Eddie Albert, a versatile film and television actor whose career spanned over seven decades, and who will forever be cherished by pop culture purists for his role as Oliver Douglas, that Manhattan attorney who sought pleasures from the simple life when he bought a rundown farm in the long-running sitcom Green Acres, died of pneummonia on May 26, at his Pacific Palisades home. He was 99. The son of a real estate agent, Albert was born Edward Albert Heimberger in Rock Island, Ill., on April 22, 1906. His family relocated to Minneapolis when he was still an infant. Long entralled by theatre, he studied drama at the University of Minnesota. After years of developing his acting chops in touring companies, summer stock and a stint with a Mexican circus, he signed a contract with Warner Bros. and made his film debut in Brother Rat (1938). Although hardly a stellar early film career, he made some pleasant B-pictures, playing slap happy youths in Brother Rat and a Baby (1940), and The Wagons Roll at Night (1941). His career was interrupted for military service for World War II, and after his stint (1942-45), he came back and developed a stronger, more mature screen image: Smash-Up: The Story of a Woman (1947); Carrie (1952); his Oscar® nominated turn as the Bohemian photographer friend of Gregory Peck in Roman Holiday (1953); a charming Ali Hakim in Oklahoma (1955); and to many critics, his finest hour as an actor, when he was cast unnervingly against type as a cowardly military officer whose lack of commitment to his troops results in their deaths in Attack! (1956). As he settled into middle-age, Albert discovered belated fame when he made the move to Hooterville. For six seasons (1965-71), television viewers loved Eddie Albert as Oliver Wendal Douglas, the bemused city slicker who, along with his charming wife Lisa (Eva Gabor), takes a chance on buying a farm in the country and dealing with all the strange characters that come along their way. Of course, I'm talking about Green Acres. If he did nothing else, Alberts proved he could be a stalwart straight man in the most inane situations, and pull it off with grace. After the run of Green Acres, Albert found two of his best roles in the late stages of his career that once again cast him against his genial, good-natured persona: the fiercly overprotective father of Cybill Shepherd in The Heartbreak Kid (1972), for which he earned his second Oscar® nomination; and the sadistic warden in Robert Aldrich's raucous gridiron comedy The Longest Yard (1974). Soon, Albert was in demand again, and he had another hit series, playing a retired police officer who partners with a retired con artist (Robert Wagner) to form a detective agency in Switch (1975-78). The good roles slowed down slightly by the dawn of the '80s, both film: The Concorde: Airport '79 (1979), How to Beat the High Co$t of Living (1980), Take This Job and Shove It (1981); and television: Highway to Heaven, Murder, She Wrote, Thirtysomething, offered him little in the way of expansion.

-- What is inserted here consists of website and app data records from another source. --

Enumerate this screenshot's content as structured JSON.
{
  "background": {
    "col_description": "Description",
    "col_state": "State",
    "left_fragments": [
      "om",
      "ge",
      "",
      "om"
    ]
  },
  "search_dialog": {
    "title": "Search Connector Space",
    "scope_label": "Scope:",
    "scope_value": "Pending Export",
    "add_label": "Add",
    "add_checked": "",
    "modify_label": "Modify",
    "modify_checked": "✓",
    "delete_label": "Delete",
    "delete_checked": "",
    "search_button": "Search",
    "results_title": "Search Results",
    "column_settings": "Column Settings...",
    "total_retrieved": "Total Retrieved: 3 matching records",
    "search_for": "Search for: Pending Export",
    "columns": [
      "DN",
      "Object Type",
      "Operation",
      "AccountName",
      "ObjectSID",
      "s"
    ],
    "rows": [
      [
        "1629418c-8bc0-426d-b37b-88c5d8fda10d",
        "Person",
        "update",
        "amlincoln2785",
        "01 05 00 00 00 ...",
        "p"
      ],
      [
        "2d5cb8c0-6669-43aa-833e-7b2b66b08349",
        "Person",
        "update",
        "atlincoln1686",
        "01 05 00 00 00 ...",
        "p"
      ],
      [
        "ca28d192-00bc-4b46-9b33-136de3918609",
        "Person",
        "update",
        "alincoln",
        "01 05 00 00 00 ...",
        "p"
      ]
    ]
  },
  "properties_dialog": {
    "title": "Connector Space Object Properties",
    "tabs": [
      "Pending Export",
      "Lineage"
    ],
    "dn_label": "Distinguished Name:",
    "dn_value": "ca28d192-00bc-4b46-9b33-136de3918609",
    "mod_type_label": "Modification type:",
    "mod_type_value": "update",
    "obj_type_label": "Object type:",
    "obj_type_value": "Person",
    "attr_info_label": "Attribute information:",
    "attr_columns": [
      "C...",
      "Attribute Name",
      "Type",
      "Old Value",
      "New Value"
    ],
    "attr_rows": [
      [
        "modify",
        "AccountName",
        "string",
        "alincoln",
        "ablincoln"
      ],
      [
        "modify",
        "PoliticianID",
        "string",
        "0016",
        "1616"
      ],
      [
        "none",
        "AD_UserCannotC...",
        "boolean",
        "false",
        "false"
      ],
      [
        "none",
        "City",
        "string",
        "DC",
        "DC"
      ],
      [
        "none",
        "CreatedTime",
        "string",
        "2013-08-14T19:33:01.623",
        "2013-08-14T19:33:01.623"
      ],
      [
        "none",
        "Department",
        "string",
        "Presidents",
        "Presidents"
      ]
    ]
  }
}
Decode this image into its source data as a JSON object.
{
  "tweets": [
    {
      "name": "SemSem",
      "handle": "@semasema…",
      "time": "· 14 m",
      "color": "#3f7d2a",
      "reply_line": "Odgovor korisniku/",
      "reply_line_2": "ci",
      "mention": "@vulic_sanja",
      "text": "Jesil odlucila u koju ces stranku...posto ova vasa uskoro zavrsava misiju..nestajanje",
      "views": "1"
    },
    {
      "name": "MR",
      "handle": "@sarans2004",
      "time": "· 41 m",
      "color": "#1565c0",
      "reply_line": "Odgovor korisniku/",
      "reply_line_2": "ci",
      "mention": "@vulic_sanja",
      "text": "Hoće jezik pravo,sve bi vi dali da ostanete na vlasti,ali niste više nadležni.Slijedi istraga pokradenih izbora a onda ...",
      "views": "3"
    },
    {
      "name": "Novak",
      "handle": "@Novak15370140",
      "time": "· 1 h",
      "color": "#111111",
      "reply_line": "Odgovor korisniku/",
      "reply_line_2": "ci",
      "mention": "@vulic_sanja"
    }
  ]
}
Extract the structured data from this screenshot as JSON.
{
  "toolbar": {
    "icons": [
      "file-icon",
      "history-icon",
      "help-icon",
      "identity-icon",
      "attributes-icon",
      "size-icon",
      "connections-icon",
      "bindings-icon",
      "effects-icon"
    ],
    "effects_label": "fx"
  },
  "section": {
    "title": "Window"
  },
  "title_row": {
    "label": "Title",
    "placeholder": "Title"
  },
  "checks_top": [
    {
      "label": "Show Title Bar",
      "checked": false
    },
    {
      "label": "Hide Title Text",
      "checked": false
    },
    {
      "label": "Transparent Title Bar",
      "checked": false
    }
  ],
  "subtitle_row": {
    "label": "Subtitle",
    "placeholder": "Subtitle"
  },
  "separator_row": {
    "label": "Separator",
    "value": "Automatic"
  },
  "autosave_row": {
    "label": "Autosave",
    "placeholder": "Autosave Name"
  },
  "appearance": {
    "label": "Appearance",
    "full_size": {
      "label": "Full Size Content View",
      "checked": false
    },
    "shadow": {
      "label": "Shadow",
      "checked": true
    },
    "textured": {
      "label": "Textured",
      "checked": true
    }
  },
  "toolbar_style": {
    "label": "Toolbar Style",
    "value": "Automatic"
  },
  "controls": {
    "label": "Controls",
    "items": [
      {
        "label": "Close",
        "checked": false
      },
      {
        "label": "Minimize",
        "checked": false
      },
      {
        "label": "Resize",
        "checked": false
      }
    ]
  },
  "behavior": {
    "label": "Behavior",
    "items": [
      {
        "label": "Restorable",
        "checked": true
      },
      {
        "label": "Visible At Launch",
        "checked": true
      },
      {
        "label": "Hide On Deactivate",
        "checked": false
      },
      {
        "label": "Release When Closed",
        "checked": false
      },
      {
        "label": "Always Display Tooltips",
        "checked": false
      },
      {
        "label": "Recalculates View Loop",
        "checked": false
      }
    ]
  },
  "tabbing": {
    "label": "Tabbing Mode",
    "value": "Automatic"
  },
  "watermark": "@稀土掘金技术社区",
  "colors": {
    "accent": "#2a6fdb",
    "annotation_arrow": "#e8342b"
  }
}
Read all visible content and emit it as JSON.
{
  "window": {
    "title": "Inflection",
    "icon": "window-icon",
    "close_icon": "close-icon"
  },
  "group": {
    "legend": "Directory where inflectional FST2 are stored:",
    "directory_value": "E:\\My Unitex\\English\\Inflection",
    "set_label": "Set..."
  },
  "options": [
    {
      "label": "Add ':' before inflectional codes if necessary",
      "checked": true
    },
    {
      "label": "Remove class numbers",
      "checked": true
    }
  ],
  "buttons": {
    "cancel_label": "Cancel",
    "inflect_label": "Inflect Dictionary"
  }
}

Yet, Albert spent his golden years in a most admirable fashion, he became something of activist for world health and pollution issues throughout the latter stages of his life. It is widely acknowledged that International Earth Day (April 22) is honored on his birthday for his tireless work on environemental matters. Albert was married to famed hispanic actress Margo (1945-85) until her death, and is survived by his son, actor Edward Albert, a daughter, and two granddaughters. by Michael T. Toole

Quotes

Trivia

Notes

According to news items, this was to be New York radio director Adrian Samish's motion picture directorial debut, and Robert Preston and Ellen Drew were slated for the lead roles. Hollywood Reporter also reported that some scenes were shot on location in Girard, CA and at the Metropolitan Airport in Van Nuys, CA.